Last year was a bad one for manatees, when more than 1,000 of the loveable mammals died in Florida. The main cause of the mass mortality event was starvation, which was due to a lack of seagrass, the manatee’s favorite food. Seagrass was scarce in the Indian River lagoon, a 156-mile-long estuary along Florida’s east coast.
The seagrass was likely killed by a chain reaction from pollution runoff, and some non-profits sued the EPA over their handling of the pollution. The runoff caused phytoplankton blooms, which in turn blocked light from the grass.
Now, a new study published in Frontiers in Marine Science seeks to remedy the problem by investigating the loss of seagrass and assisting with ecosystem restoration.
“Light is mandatory for growth and survival of seagrasses,” said study co-author Dr. Dennis Hanisak, a research professor at Florida Atlantic University (FAU) Harbor Branch. “Reduced light causes changes in the physiology and the size and shape of seagrass, such as decreased leaf length, leaf width, leaves per shoot, and shoot growth. Seagrasses can cope with reduced light for short periods, however, once poor clarity becomes chronic or recurrent, detrimental effects on survival, resilience, and recovery arise.”
The study showed that from 1943 to 1994, about 7,400 acres of seagrass were lost. Between 2011 and 2019, approximately 58 percent of seagrass was lost.
“Multiple anthropogenic stressors affect seagrasses by reducing water clarity, particularly at the deep edge of a bed or the light-limited depth of colonization,” wrote the study authors.
“Reduced light also causes changes in the physiology and morphology of seagrass, such as decreased leaf length, leaf width, leaves per shoot, and shoot growth.”
“Seagrasses can cope with reduced light for short periods, but once poor clarity becomes chronic or recurrent, detrimental effects on survival, resilience, and recovery emerge.”
The researchers noted that reduced availability of light is not the only stressor affecting seagrass.

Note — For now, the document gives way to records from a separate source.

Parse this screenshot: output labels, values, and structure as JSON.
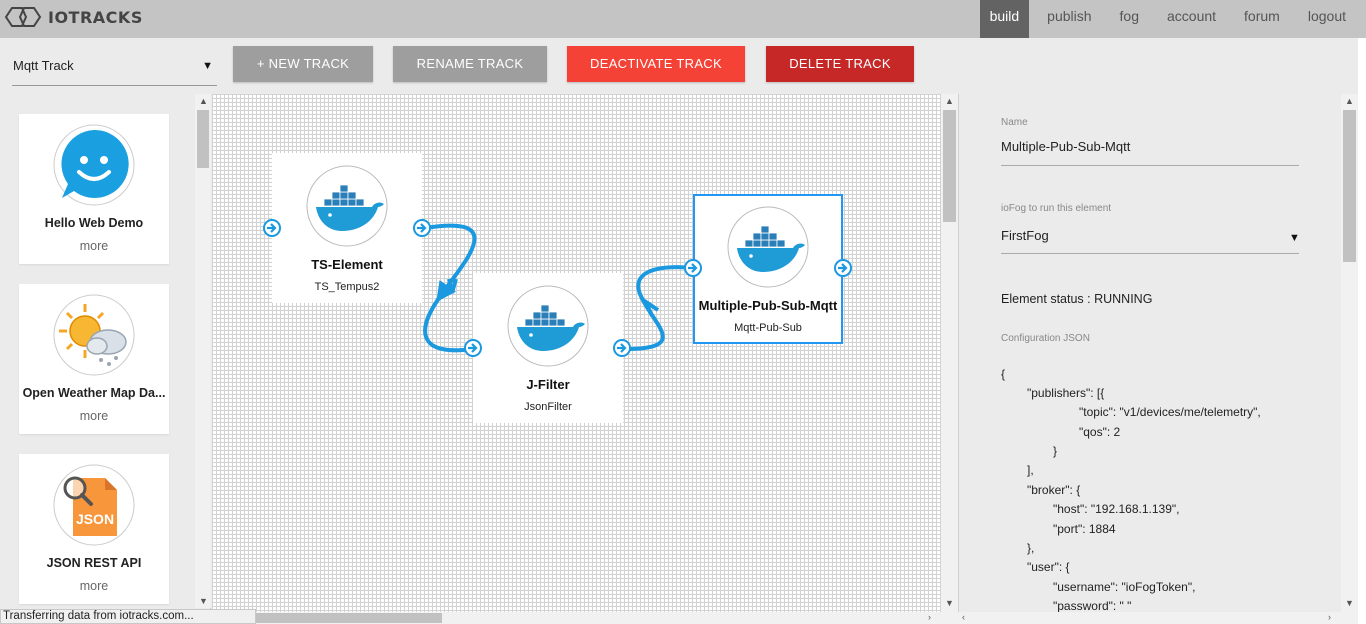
{
  "app": {
    "name": "IOTRACKS"
  },
  "nav": [
    {
      "label": "build",
      "active": true
    },
    {
      "label": "publish"
    },
    {
      "label": "fog"
    },
    {
      "label": "account"
    },
    {
      "label": "forum"
    },
    {
      "label": "logout"
    }
  ],
  "toolbar": {
    "track_select": "Mqtt Track",
    "new_track": "+ NEW TRACK",
    "rename_track": "RENAME TRACK",
    "deactivate_track": "DEACTIVATE TRACK",
    "delete_track": "DELETE TRACK"
  },
  "catalog": [
    {
      "title": "Hello Web Demo",
      "more": "more",
      "icon": "smiley-chat-icon"
    },
    {
      "title": "Open Weather Map Da...",
      "more": "more",
      "icon": "weather-icon"
    },
    {
      "title": "JSON REST API",
      "more": "more",
      "icon": "json-file-icon"
    }
  ],
  "canvas": {
    "nodes": [
      {
        "title": "TS-Element",
        "subtitle": "TS_Tempus2",
        "icon": "docker-icon"
      },
      {
        "title": "J-Filter",
        "subtitle": "JsonFilter",
        "icon": "docker-icon"
      },
      {
        "title": "Multiple-Pub-Sub-Mqtt",
        "subtitle": "Mqtt-Pub-Sub",
        "icon": "docker-icon",
        "selected": true
      }
    ],
    "connection_color": "#1a98e0"
  },
  "properties": {
    "name_label": "Name",
    "name_value": "Multiple-Pub-Sub-Mqtt",
    "iofog_label": "ioFog to run this element",
    "iofog_value": "FirstFog",
    "status": "Element status : RUNNING",
    "config_label": "Configuration JSON",
    "config_lines": [
      "{",
      "\"publishers\": [{",
      "\"topic\": \"v1/devices/me/telemetry\",",
      "\"qos\": 2",
      "}",
      "],",
      "\"broker\": {",
      "\"host\": \"192.168.1.139\",",
      "\"port\": 1884",
      "},",
      "\"user\": {",
      "\"username\": \"ioFogToken\",",
      "\"password\": \" \""
    ]
  },
  "statusbar": "Transferring data from iotracks.com...",
  "colors": {
    "topbar": "#c4c4c4",
    "nav_active": "#636363",
    "btn_gray": "#9e9e9e",
    "btn_red": "#f44336",
    "btn_darkred": "#c62828",
    "selected_border": "#2196f3"
  }
}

They explained that salinity and temperature are two additional stressors, which are not related to physical disturbance or excessive nutrient loads. The research team is working to grow seagrass in an effort to restore some of what has been lost.

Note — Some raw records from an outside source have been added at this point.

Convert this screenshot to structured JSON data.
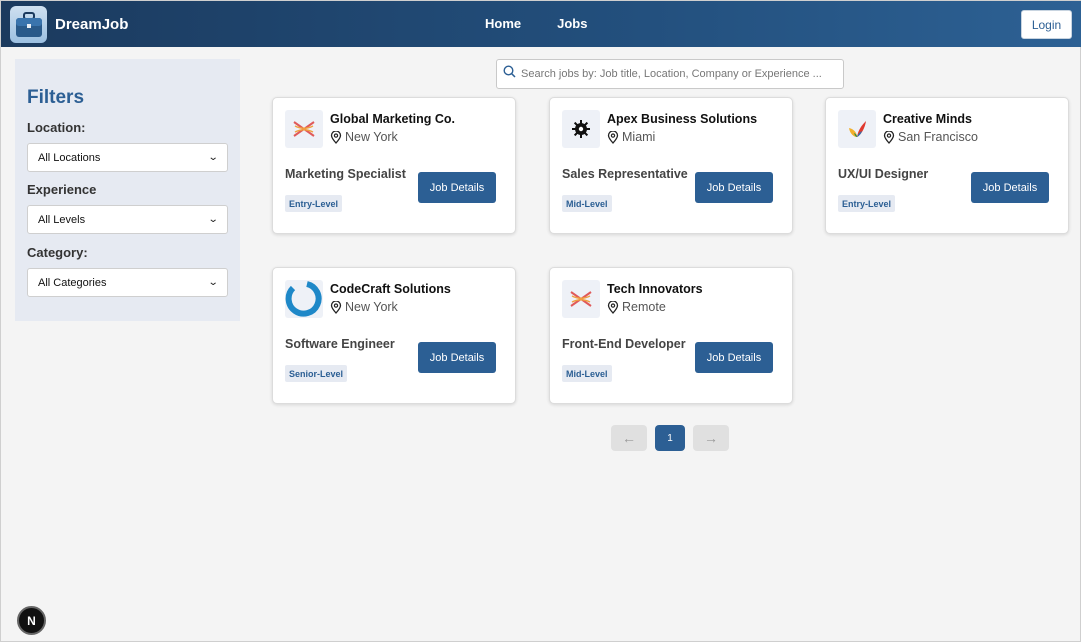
{
  "header": {
    "brand": "DreamJob",
    "nav": [
      "Home",
      "Jobs"
    ],
    "login": "Login"
  },
  "filters": {
    "title": "Filters",
    "location_label": "Location:",
    "location_value": "All Locations",
    "experience_label": "Experience",
    "experience_value": "All Levels",
    "category_label": "Category:",
    "category_value": "All Categories"
  },
  "search": {
    "placeholder": "Search jobs by: Job title, Location, Company or Experience ..."
  },
  "jobs": [
    {
      "company": "Global Marketing Co.",
      "location": "New York",
      "title": "Marketing Specialist",
      "level": "Entry-Level",
      "button": "Job Details",
      "logo": "x-logo-icon"
    },
    {
      "company": "Apex Business Solutions",
      "location": "Miami",
      "title": "Sales Representative",
      "level": "Mid-Level",
      "button": "Job Details",
      "logo": "gear-logo-icon"
    },
    {
      "company": "Creative Minds",
      "location": "San Francisco",
      "title": "UX/UI Designer",
      "level": "Entry-Level",
      "button": "Job Details",
      "logo": "checkmark-logo-icon"
    },
    {
      "company": "CodeCraft Solutions",
      "location": "New York",
      "title": "Software Engineer",
      "level": "Senior-Level",
      "button": "Job Details",
      "logo": "ring-logo-icon"
    },
    {
      "company": "Tech Innovators",
      "location": "Remote",
      "title": "Front-End Developer",
      "level": "Mid-Level",
      "button": "Job Details",
      "logo": "x-logo-icon"
    }
  ],
  "pagination": {
    "prev": "←",
    "page": "1",
    "next": "→"
  },
  "badge": "N",
  "colors": {
    "primary": "#2c5f94",
    "header_start": "#1b3a5e",
    "header_end": "#2d6194",
    "sidebar_bg": "#e6eaf2"
  }
}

“We are maintaining the seagrass nursery in a ‘ready mode’ so that we can readily partner with agencies and other interested parties in experimentation or pilot studies for seagrass restoration efforts,” said Dr. Hanisak.
This effort to understand the loss of seagrass is critical in reversing the trend and restoring the habitat to hopefully support a healthy population of manatees into the future. The Florida Power & Light Company (FPL) is providing the funding to operate the nursery for at least three years.
“This gift and continued support from FPL is helping our ongoing research in marine science and technology and addressing critical issues affecting our marine ecosystems,” said Dr. Jim Sullivan, executive director of FAU Harbor Branch.
“With this funding, our researchers are applying unique techniques to help repair the damages to the crucial aquatic plants that are essential to the health of the Indian River Lagoon, and moreover, critical for the survival of our beloved lagoon manatees that are dependent on this dietary staple.”
By Zach Fitzner, Earth.com Staff Writer